Exercise requirements -
All of the records below should be output exactly.

(Records for processing)

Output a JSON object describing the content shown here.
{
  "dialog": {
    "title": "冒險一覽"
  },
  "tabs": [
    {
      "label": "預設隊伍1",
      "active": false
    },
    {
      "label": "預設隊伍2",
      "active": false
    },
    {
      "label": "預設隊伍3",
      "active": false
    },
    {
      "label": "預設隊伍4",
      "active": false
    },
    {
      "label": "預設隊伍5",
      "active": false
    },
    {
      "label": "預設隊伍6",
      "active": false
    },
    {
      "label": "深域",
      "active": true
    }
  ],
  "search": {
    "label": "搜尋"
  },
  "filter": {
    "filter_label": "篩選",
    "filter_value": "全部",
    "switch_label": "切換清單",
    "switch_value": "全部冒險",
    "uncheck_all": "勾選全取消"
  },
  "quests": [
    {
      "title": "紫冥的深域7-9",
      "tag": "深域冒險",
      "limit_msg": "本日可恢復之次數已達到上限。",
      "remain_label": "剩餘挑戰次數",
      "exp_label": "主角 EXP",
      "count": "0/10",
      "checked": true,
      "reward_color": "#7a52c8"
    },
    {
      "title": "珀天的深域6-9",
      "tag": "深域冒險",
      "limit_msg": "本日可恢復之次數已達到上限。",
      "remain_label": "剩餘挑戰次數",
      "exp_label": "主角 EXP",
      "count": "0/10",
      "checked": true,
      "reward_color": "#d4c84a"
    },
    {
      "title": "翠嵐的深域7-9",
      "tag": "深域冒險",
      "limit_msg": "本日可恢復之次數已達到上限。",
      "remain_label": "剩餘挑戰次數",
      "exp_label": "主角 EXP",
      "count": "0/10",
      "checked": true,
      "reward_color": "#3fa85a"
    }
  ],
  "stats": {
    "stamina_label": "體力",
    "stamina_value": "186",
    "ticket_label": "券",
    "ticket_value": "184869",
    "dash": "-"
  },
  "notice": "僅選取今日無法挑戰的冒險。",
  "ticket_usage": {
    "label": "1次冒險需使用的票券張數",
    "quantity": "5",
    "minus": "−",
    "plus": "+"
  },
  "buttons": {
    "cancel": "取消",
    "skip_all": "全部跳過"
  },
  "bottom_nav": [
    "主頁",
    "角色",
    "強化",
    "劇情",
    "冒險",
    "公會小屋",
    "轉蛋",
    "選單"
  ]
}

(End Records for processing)

Answer section -
Output a JSON object describing the content shown here.
{
  "dialog": {
    "title": "冒險一覽"
  },
  "tabs": [
    {
      "label": "預設隊伍1",
      "active": false
    },
    {
      "label": "預設隊伍2",
      "active": false
    },
    {
      "label": "預設隊伍3",
      "active": false
    },
    {
      "label": "預設隊伍4",
      "active": false
    },
    {
      "label": "預設隊伍5",
      "active": false
    },
    {
      "label": "預設隊伍6",
      "active": false
    },
    {
      "label": "深域",
      "active": true
    }
  ],
  "search": {
    "label": "搜尋"
  },
  "filter": {
    "filter_label": "篩選",
    "filter_value": "全部",
    "switch_label": "切換清單",
    "switch_value": "全部冒險",
    "uncheck_all": "勾選全取消"
  },
  "quests": [
    {
      "title": "紫冥的深域7-9",
      "tag": "深域冒險",
      "limit_msg": "本日可恢復之次數已達到上限。",
      "remain_label": "剩餘挑戰次數",
      "exp_label": "主角 EXP",
      "count": "0/10",
      "checked": true,
      "reward_color": "#7a52c8"
    },
    {
      "title": "珀天的深域6-9",
      "tag": "深域冒險",
      "limit_msg": "本日可恢復之次數已達到上限。",
      "remain_label": "剩餘挑戰次數",
      "exp_label": "主角 EXP",
      "count": "0/10",
      "checked": true,
      "reward_color": "#d4c84a"
    },
    {
      "title": "翠嵐的深域7-9",
      "tag": "深域冒險",
      "limit_msg": "本日可恢復之次數已達到上限。",
      "remain_label": "剩餘挑戰次數",
      "exp_label": "主角 EXP",
      "count": "0/10",
      "checked": true,
      "reward_color": "#3fa85a"
    }
  ],
  "stats": {
    "stamina_label": "體力",
    "stamina_value": "186",
    "ticket_label": "券",
    "ticket_value": "184869",
    "dash": "-"
  },
  "notice": "僅選取今日無法挑戰的冒險。",
  "ticket_usage": {
    "label": "1次冒險需使用的票券張數",
    "quantity": "5",
    "minus": "−",
    "plus": "+"
  },
  "buttons": {
    "cancel": "取消",
    "skip_all": "全部跳過"
  },
  "bottom_nav": [
    "主頁",
    "角色",
    "強化",
    "劇情",
    "冒險",
    "公會小屋",
    "轉蛋",
    "選單"
  ]
}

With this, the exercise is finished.